[Stored dataset items]
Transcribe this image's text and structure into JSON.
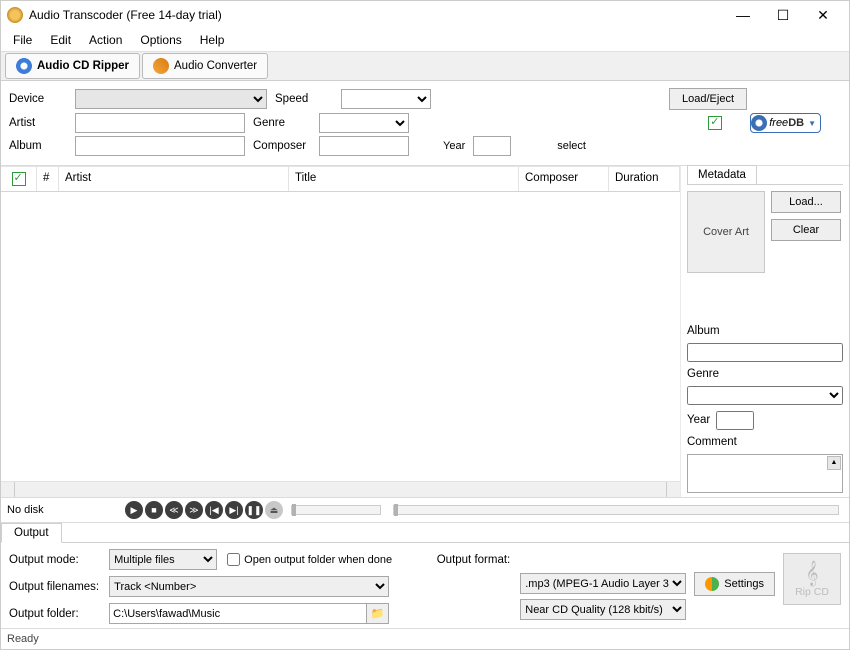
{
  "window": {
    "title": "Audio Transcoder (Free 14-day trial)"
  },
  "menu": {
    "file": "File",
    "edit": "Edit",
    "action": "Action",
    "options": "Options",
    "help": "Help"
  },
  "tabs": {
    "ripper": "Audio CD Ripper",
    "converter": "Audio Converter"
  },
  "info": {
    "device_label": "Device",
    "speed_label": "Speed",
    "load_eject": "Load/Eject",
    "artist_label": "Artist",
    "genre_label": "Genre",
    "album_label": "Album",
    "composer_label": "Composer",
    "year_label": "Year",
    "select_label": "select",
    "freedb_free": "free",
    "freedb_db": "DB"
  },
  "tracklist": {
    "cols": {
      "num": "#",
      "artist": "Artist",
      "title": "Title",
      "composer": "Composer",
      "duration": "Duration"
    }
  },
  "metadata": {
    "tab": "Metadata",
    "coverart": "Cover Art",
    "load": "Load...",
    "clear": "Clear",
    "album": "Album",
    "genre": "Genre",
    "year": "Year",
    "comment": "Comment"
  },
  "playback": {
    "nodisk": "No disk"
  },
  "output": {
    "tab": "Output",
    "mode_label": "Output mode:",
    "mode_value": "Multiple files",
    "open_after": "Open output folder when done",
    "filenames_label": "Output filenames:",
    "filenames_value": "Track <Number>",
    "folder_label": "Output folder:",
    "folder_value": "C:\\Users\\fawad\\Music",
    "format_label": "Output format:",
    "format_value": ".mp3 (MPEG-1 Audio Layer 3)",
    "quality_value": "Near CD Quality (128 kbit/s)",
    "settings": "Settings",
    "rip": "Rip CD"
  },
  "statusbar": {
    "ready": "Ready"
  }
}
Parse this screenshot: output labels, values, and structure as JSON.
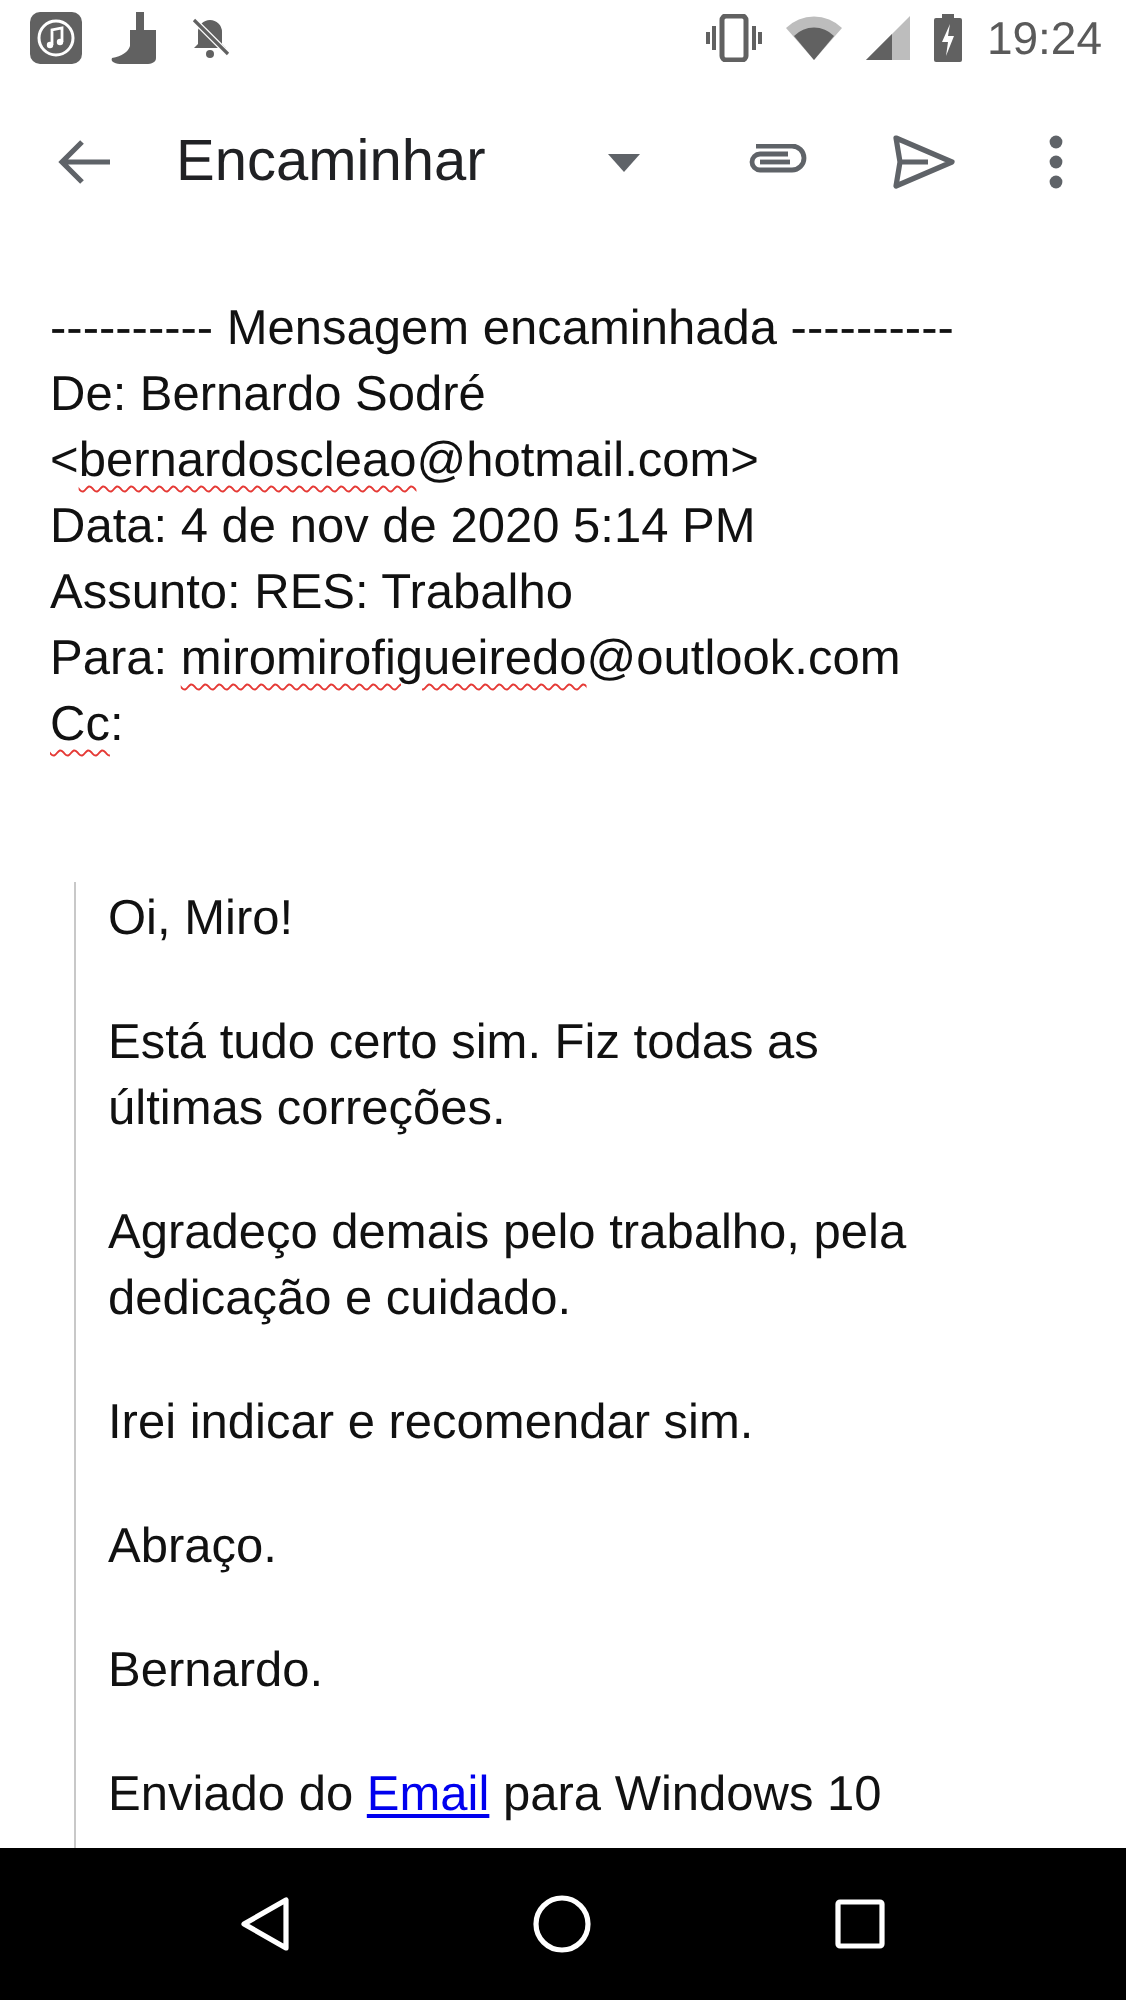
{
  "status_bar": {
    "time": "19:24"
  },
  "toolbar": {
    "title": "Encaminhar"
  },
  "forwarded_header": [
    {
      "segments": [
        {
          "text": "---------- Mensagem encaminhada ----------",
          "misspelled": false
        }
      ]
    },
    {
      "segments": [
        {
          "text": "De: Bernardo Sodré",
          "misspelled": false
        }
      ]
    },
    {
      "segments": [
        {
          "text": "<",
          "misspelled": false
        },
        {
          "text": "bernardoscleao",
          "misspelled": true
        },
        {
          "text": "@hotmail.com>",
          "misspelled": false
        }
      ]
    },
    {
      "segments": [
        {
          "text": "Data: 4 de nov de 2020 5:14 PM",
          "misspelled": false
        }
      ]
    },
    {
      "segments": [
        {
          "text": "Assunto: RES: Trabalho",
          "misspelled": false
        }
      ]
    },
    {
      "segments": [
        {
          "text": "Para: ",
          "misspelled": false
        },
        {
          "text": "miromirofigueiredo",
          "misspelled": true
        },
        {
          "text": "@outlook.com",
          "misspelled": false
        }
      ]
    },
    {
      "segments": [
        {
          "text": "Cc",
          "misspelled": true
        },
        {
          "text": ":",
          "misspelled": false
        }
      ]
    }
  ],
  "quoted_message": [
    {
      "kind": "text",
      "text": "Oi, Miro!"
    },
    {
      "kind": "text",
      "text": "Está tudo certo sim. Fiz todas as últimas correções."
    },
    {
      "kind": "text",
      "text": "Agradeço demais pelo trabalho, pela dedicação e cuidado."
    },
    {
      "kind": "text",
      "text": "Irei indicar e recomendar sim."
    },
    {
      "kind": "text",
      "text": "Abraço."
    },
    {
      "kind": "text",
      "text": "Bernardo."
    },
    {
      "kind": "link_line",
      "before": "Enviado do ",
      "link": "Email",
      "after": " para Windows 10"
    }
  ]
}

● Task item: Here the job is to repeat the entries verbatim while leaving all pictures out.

● Task answer:
Transcribe this image's text and structure into JSON.
{
  "window": {
    "title": "Audio Transcoder (Free 14-day trial)"
  },
  "menu": {
    "file": "File",
    "edit": "Edit",
    "action": "Action",
    "options": "Options",
    "help": "Help"
  },
  "tabs": {
    "ripper": "Audio CD Ripper",
    "converter": "Audio Converter"
  },
  "info": {
    "device_label": "Device",
    "speed_label": "Speed",
    "load_eject": "Load/Eject",
    "artist_label": "Artist",
    "genre_label": "Genre",
    "album_label": "Album",
    "composer_label": "Composer",
    "year_label": "Year",
    "select_label": "select",
    "freedb_free": "free",
    "freedb_db": "DB"
  },
  "tracklist": {
    "cols": {
      "num": "#",
      "artist": "Artist",
      "title": "Title",
      "composer": "Composer",
      "duration": "Duration"
    }
  },
  "metadata": {
    "tab": "Metadata",
    "coverart": "Cover Art",
    "load": "Load...",
    "clear": "Clear",
    "album": "Album",
    "genre": "Genre",
    "year": "Year",
    "comment": "Comment"
  },
  "playback": {
    "nodisk": "No disk"
  },
  "output": {
    "tab": "Output",
    "mode_label": "Output mode:",
    "mode_value": "Multiple files",
    "open_after": "Open output folder when done",
    "filenames_label": "Output filenames:",
    "filenames_value": "Track <Number>",
    "folder_label": "Output folder:",
    "folder_value": "C:\\Users\\fawad\\Music",
    "format_label": "Output format:",
    "format_value": ".mp3 (MPEG-1 Audio Layer 3)",
    "quality_value": "Near CD Quality (128 kbit/s)",
    "settings": "Settings",
    "rip": "Rip CD"
  },
  "statusbar": {
    "ready": "Ready"
  }
}
Parse this screenshot: output labels, values, and structure as JSON.
{
  "status_bar": {
    "time": "19:24"
  },
  "toolbar": {
    "title": "Encaminhar"
  },
  "forwarded_header": [
    {
      "segments": [
        {
          "text": "---------- Mensagem encaminhada ----------",
          "misspelled": false
        }
      ]
    },
    {
      "segments": [
        {
          "text": "De: Bernardo Sodré",
          "misspelled": false
        }
      ]
    },
    {
      "segments": [
        {
          "text": "<",
          "misspelled": false
        },
        {
          "text": "bernardoscleao",
          "misspelled": true
        },
        {
          "text": "@hotmail.com>",
          "misspelled": false
        }
      ]
    },
    {
      "segments": [
        {
          "text": "Data: 4 de nov de 2020 5:14 PM",
          "misspelled": false
        }
      ]
    },
    {
      "segments": [
        {
          "text": "Assunto: RES: Trabalho",
          "misspelled": false
        }
      ]
    },
    {
      "segments": [
        {
          "text": "Para: ",
          "misspelled": false
        },
        {
          "text": "miromirofigueiredo",
          "misspelled": true
        },
        {
          "text": "@outlook.com",
          "misspelled": false
        }
      ]
    },
    {
      "segments": [
        {
          "text": "Cc",
          "misspelled": true
        },
        {
          "text": ":",
          "misspelled": false
        }
      ]
    }
  ],
  "quoted_message": [
    {
      "kind": "text",
      "text": "Oi, Miro!"
    },
    {
      "kind": "text",
      "text": "Está tudo certo sim. Fiz todas as últimas correções."
    },
    {
      "kind": "text",
      "text": "Agradeço demais pelo trabalho, pela dedicação e cuidado."
    },
    {
      "kind": "text",
      "text": "Irei indicar e recomendar sim."
    },
    {
      "kind": "text",
      "text": "Abraço."
    },
    {
      "kind": "text",
      "text": "Bernardo."
    },
    {
      "kind": "link_line",
      "before": "Enviado do ",
      "link": "Email",
      "after": " para Windows 10"
    }
  ]
}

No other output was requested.